previous studies, Jamieson’s team described ADAR1’s contributions to leukemia. The enzyme’s RNA-editing activity boosts cancer stem cells — a special population of cells that can self-renew, giving rise to cancer, increasing recurrence and allowing some cancers to resist treatment.
In their current study, the team investigated ADAR1’s role in multiple myeloma. Analyzing a database of nearly 800 multiple myeloma patient samples, they discovered that 162 patients with low ADAR1 levels in their tumor cells survived significantly longer over a three-year period compared to 159 patients with high ADAR1 levels. While more than 90 percent of patients with low ADAR1 levels survived longer than two years after their initial diagnosis, fewer than 70 percent of patients with high ADAR1 levels were alive after the same period of time.
To unravel exactly how ADAR1 is connected to disease severity at a molecular level, the researchers transferred multiple myeloma patient tissue to mice, creating what’s known as a xenograft or “humanized” model.
“This is a difficult disease to model in animals — there isn’t a single gene we can manipulate to mimic multiple myeloma,” said co-senior author Leslie A. Crews, PhD, assistant professor at UC San Diego School of Medicine. “This study is important, in part because we now have a new xenograft model that will for the first time allow us to apply new biomarkers to better predict disease progression and test new therapeutics.”
Using their new model, Jamieson, Crews and team found that two events converge to activate ADAR1 in multiple myeloma — a genetic abnormality and inflammatory cues from the surrounding bone marrow tissue. Together, these signals activate ADAR1, which edits specific RNA in a way that stabilizes a gene that can make cancer stem cells more aggressive.
They also found that silencing the ADAR1 gene in the xenograft model reduced multiple myeloma regeneration. Five to 10-fold fewer tumor cells were able to self-renew in mice lacking ADAR1, suggesting a new therapeutic target.
Clinical trials that specifically test ADAR1-targeted therapeutics for their safety and efficacy against multiple myeloma are still necessary before this approach could become available to patients.
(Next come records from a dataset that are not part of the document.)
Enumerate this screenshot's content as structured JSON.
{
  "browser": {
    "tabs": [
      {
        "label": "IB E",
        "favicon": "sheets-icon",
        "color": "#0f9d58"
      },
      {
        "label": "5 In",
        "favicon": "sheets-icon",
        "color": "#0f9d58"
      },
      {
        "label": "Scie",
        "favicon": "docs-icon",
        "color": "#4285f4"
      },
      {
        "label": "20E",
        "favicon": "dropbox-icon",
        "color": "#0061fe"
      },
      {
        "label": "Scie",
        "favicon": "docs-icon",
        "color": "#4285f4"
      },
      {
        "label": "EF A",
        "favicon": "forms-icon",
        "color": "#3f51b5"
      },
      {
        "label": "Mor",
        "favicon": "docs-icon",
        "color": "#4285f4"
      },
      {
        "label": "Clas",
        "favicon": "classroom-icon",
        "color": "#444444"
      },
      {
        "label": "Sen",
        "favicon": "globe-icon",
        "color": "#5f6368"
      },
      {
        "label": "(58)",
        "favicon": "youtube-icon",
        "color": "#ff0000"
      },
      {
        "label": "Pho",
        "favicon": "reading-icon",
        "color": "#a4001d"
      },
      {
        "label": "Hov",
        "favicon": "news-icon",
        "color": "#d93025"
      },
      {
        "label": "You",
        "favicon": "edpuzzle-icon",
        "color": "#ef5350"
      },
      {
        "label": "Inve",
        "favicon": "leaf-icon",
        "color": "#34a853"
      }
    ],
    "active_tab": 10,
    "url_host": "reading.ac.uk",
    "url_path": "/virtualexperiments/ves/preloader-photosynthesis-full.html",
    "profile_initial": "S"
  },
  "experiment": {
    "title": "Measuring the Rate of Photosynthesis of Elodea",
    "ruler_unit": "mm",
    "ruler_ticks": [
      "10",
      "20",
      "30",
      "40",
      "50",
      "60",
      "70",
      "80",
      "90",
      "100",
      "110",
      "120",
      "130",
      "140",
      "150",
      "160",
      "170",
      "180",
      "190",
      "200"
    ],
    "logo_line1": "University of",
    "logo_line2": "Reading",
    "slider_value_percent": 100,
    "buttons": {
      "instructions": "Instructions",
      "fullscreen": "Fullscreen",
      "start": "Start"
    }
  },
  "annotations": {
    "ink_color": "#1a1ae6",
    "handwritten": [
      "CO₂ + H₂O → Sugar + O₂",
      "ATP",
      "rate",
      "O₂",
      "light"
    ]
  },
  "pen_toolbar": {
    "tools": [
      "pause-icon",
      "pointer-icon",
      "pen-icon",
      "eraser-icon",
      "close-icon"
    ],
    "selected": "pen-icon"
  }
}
To advance their initial findings, Jamieson and Crews are exploring ways to leverage ADAR1 to detect multiple myeloma progression as early as possible. They are also testing inhibitors of JAK2, a molecule that influences ADAR1 activity, for their ability to eliminate cancer stem cells in multiple myeloma models. Several JAK2 inhibitors have already been approved by the FDA or are currently in clinical trials for the treatment of other cancers.
“Several major advances in recent years have been good news for multiple myeloma patients, but those new drugs only target terminally differentiated cancer cells and thus can only reduce the bulk of the tumor,” said Jamieson, who is also deputy director of the Sanford Stem Cell Clinical Center, director of the CIRM Alpha Stem Cell Clinic at UC San Diego and director of stem cell research at Moores Cancer Center at UC San Diego Health. “They don’t get to the root cause of disease development, progression and relapse — cancer stem cells — the way inhibiting ADAR1 does. I like to call our approach ‘precision regenerative medicine.’”
Study co-authors also include: Elisa Lazzari, Phoebe K. Mondala, Nathaniel Delos Santos, Qingfei Jiang, Heather Leu, Shawn A. Ali, Anusha-Preethi Ganesan, Christina N. Wu, Caitlin Costello, UC San Diego; Amber C. Miller, A. Keith Stewart, Mayo Clinic; Gabriel Pineda, UC San Diego and National University; Mark Minden, Princess Margaret Hospital, University Health Network; and Raffaella Chiaramonte, University of Milan.
This research was funded, in part, by the National Institutes of Health (1R21CA194679, R21CA189705, 1R01CA205944, 1R01DK114468, P30-CA 023100), Multiple Myeloma Research Foundation, Blasker-Rose-Miah Fund of The San Diego Foundation, Leukemia & Lymphoma Society’s Quest for CURES Research Grant Program (0754-14), Italian Ministry of Education, Strauss Family Foundation, Moores Foundation, Koman Family Foundation, and Sanford Stem Cell Clinical Center.